Written by More Matshediso

Three child-headed families in Mbali, Pietermaritzburg, had the rare opportunity to share their plight with President Jacob Zuma when he visited the area as part of the Presidential Imbizo.

The President said he was touched by an orphaned young man who has the responsibility of raising his three siblings, while studying.

“… Thulebone [Maphumulo] is the eldest in his family. He is trying to study… he is trying to work, and to hold his family together,” said the President, speaking at the imbizo held at the Durban University of Technology, Indumiso Campus.

Maphumulo, who lives in an RDP house in Mbali 2 in Pietermaritzburg with his three siblings, said he did not expect the President to visit his home.

The 21-year-old said he was nervous when the President Zuma walked into his yard.

“The condition we live in at home is not good. I am the eldest at home and I am taking care of my three siblings, aged 12, 10 and seven years old. They are schooling and I am also a student at a FET College,” he said.

“We do not have any income. My siblings do not receive social grants. We receive donations and support from our neighbours most of the time, but sometimes I get part time jobs on weekends to make sure that we survive,” he added.

Maphumulo is studying towards a Human Resource Diploma, but has a passion for BCom. Accounting as he wants to become a chartered accountant one day.

“I started my course in June this year and I have applied for National Student Financial Aid Scheme (NSFAS) loan. I should be completing the course next year in December,” he said.

President Zuma said government would adopt Maphumulo’s family, so that he could study the course of his choice in 2015, while social workers took care of his three siblings.

“I can’t find words that can best describe my gratitude for President Zuma’s intervention, I truly appreciate it,” he added.

More than 10 Ministers who attended the Presidential imbizo, which is the first under the new administration, also visited households in different wards across Pietermaritzburg, before discussions with residents.

President Zuma, who addressed about 2 000 residents from across the town in a tent erected on the campus sports grounds, said government’s decision to hold an imbizo created a platform for leaders of the country to hear the problems of citizens.

“We cannot keep saying we are working whilst we do not know if people are getting services or not. We must have an imbizo with people so that we can hear what they have to ask and complain about,” said President Zuma.

During the imbizo residents shared their service delivery issues and the President said these would be taken to relevant departments and government would make sure that they are addressed.

He said his next visit to the area should only be about good news, as government would have dealt with many issues.

Eugenia Mbeje of Ashdown, in Pietermaritzburg, said she was happy to have President Jacob Zuma visit her town.

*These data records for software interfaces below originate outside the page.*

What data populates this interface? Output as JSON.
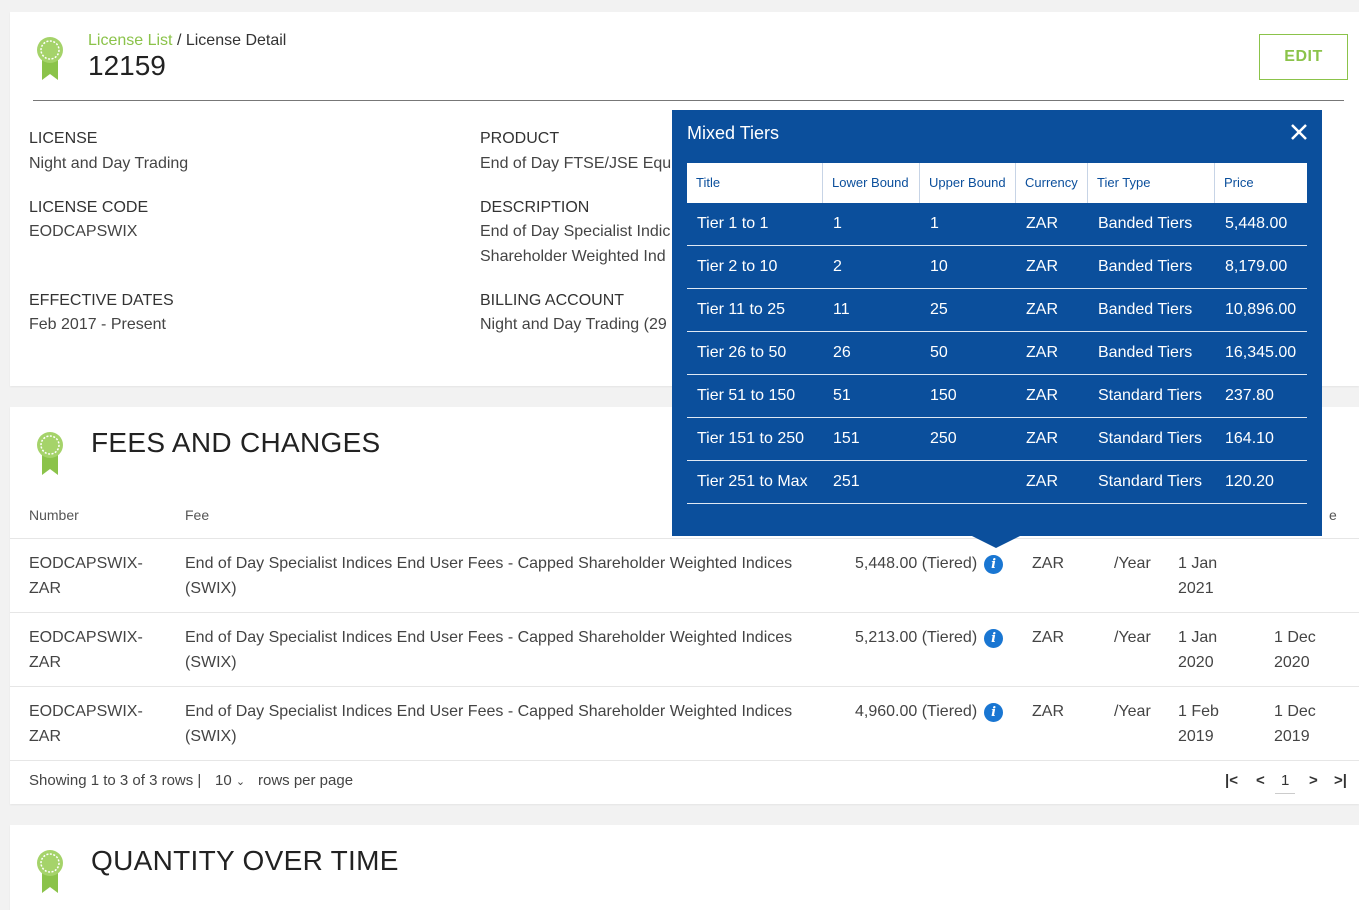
{
  "header": {
    "breadcrumb_link": "License List",
    "breadcrumb_sep": " / ",
    "breadcrumb_current": "License Detail",
    "title": "12159",
    "edit_label": "EDIT"
  },
  "license": {
    "license_label": "LICENSE",
    "license_value": "Night and Day Trading",
    "code_label": "LICENSE CODE",
    "code_value": "EODCAPSWIX",
    "dates_label": "EFFECTIVE DATES",
    "dates_value": "Feb 2017 - Present",
    "product_label": "PRODUCT",
    "product_value": "End of Day FTSE/JSE Equ",
    "description_label": "DESCRIPTION",
    "description_line1": "End of Day Specialist Indic",
    "description_line2": "Shareholder Weighted Ind",
    "billing_label": "BILLING ACCOUNT",
    "billing_value": "Night and Day Trading (29"
  },
  "fees": {
    "section_title": "FEES AND CHANGES",
    "col_number": "Number",
    "col_fee": "Fee",
    "col_end_partial": "e",
    "rows": [
      {
        "number_line1": "EODCAPSWIX-",
        "number_line2": "ZAR",
        "fee_line1": "End of Day Specialist Indices End User Fees - Capped Shareholder Weighted Indices",
        "fee_line2": "(SWIX)",
        "amount": "5,448.00 (Tiered)",
        "currency": "ZAR",
        "period": "/Year",
        "start_line1": "1 Jan",
        "start_line2": "2021",
        "end_line1": "",
        "end_line2": ""
      },
      {
        "number_line1": "EODCAPSWIX-",
        "number_line2": "ZAR",
        "fee_line1": "End of Day Specialist Indices End User Fees - Capped Shareholder Weighted Indices",
        "fee_line2": "(SWIX)",
        "amount": "5,213.00 (Tiered)",
        "currency": "ZAR",
        "period": "/Year",
        "start_line1": "1 Jan",
        "start_line2": "2020",
        "end_line1": "1 Dec",
        "end_line2": "2020"
      },
      {
        "number_line1": "EODCAPSWIX-",
        "number_line2": "ZAR",
        "fee_line1": "End of Day Specialist Indices End User Fees - Capped Shareholder Weighted Indices",
        "fee_line2": "(SWIX)",
        "amount": "4,960.00 (Tiered)",
        "currency": "ZAR",
        "period": "/Year",
        "start_line1": "1 Feb",
        "start_line2": "2019",
        "end_line1": "1 Dec",
        "end_line2": "2019"
      }
    ],
    "footer_showing": "Showing 1 to 3 of 3 rows |",
    "footer_rpp_value": "10",
    "footer_rpp_text": "rows per page",
    "pager": {
      "first": "|<",
      "prev": "<",
      "page": "1",
      "next": ">",
      "last": ">|"
    }
  },
  "quantity": {
    "section_title": "QUANTITY OVER TIME"
  },
  "popup": {
    "title": "Mixed Tiers",
    "close": "×",
    "columns": [
      "Title",
      "Lower Bound",
      "Upper Bound",
      "Currency",
      "Tier Type",
      "Price"
    ],
    "rows": [
      [
        "Tier 1 to 1",
        "1",
        "1",
        "ZAR",
        "Banded Tiers",
        "5,448.00"
      ],
      [
        "Tier 2 to 10",
        "2",
        "10",
        "ZAR",
        "Banded Tiers",
        "8,179.00"
      ],
      [
        "Tier 11 to 25",
        "11",
        "25",
        "ZAR",
        "Banded Tiers",
        "10,896.00"
      ],
      [
        "Tier 26 to 50",
        "26",
        "50",
        "ZAR",
        "Banded Tiers",
        "16,345.00"
      ],
      [
        "Tier 51 to 150",
        "51",
        "150",
        "ZAR",
        "Standard Tiers",
        "237.80"
      ],
      [
        "Tier 151 to 250",
        "151",
        "250",
        "ZAR",
        "Standard Tiers",
        "164.10"
      ],
      [
        "Tier 251 to Max",
        "251",
        "",
        "ZAR",
        "Standard Tiers",
        "120.20"
      ]
    ]
  },
  "colors": {
    "accent_green": "#8bc34a",
    "popup_blue": "#0b4f9c",
    "info_blue": "#1976d2"
  },
  "icons": [
    "award-ribbon-icon",
    "info-icon",
    "close-icon",
    "chevron-down-icon"
  ]
}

“I personally think that government has done a lot in our town. We have put a lot of problems behind us… we have received many services from government. Our councillors are really trying, but there is still more work that needs to be done,” said Mbeje.

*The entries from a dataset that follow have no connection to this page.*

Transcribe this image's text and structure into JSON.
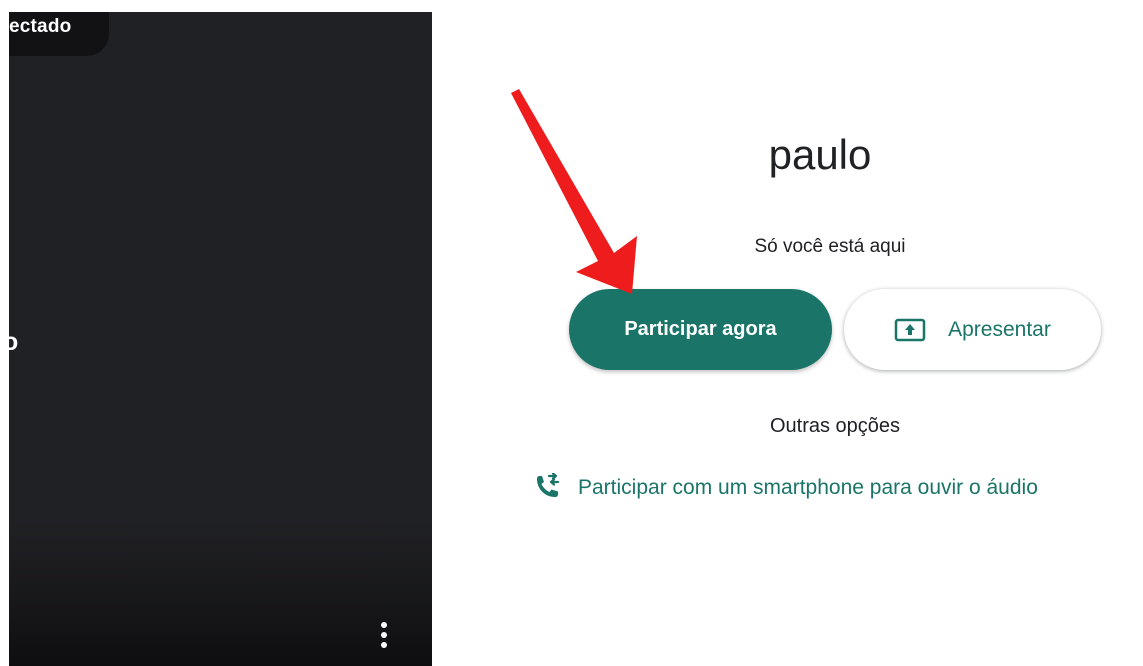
{
  "preview": {
    "status_text": "ectado",
    "label_fragment": "o",
    "more_options_icon": "more-vertical-icon"
  },
  "lobby": {
    "user_name": "paulo",
    "presence_text": "Só você está aqui",
    "join_label": "Participar agora",
    "present_label": "Apresentar",
    "present_icon": "present-screen-icon",
    "other_options_label": "Outras opções",
    "phone_join_label": "Participar com um smartphone para ouvir o áudio",
    "phone_icon": "phone-forward-icon"
  },
  "annotation": {
    "arrow_color": "#ee1c1c",
    "arrow_icon": "red-arrow-annotation"
  },
  "colors": {
    "accent": "#1a7568",
    "preview_bg": "#202124",
    "text": "#202124"
  }
}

The 64-year-old said various government departments usually visited her community on service delivery outreach programmes.

“A Home Affairs truck comes to our community to help people who have problems with their identity documents and birth certificates. Social workers are also assisting on many issues in my community,” she said.

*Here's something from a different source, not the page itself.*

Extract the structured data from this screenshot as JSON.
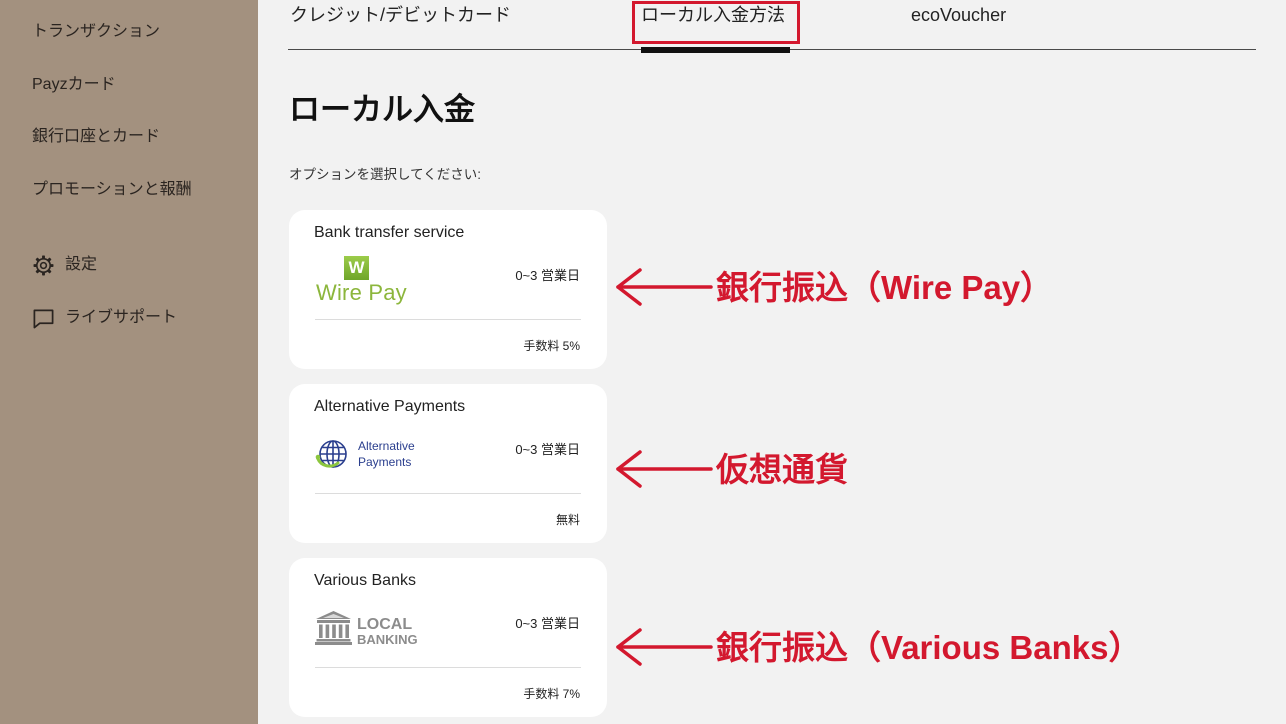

Mbeje said although she was happy with government services so far, drug abuse and crime was still a concern for many in her community. She also said she would be happy if government refurbished sports facilities and halls in the town for the benefit of youth.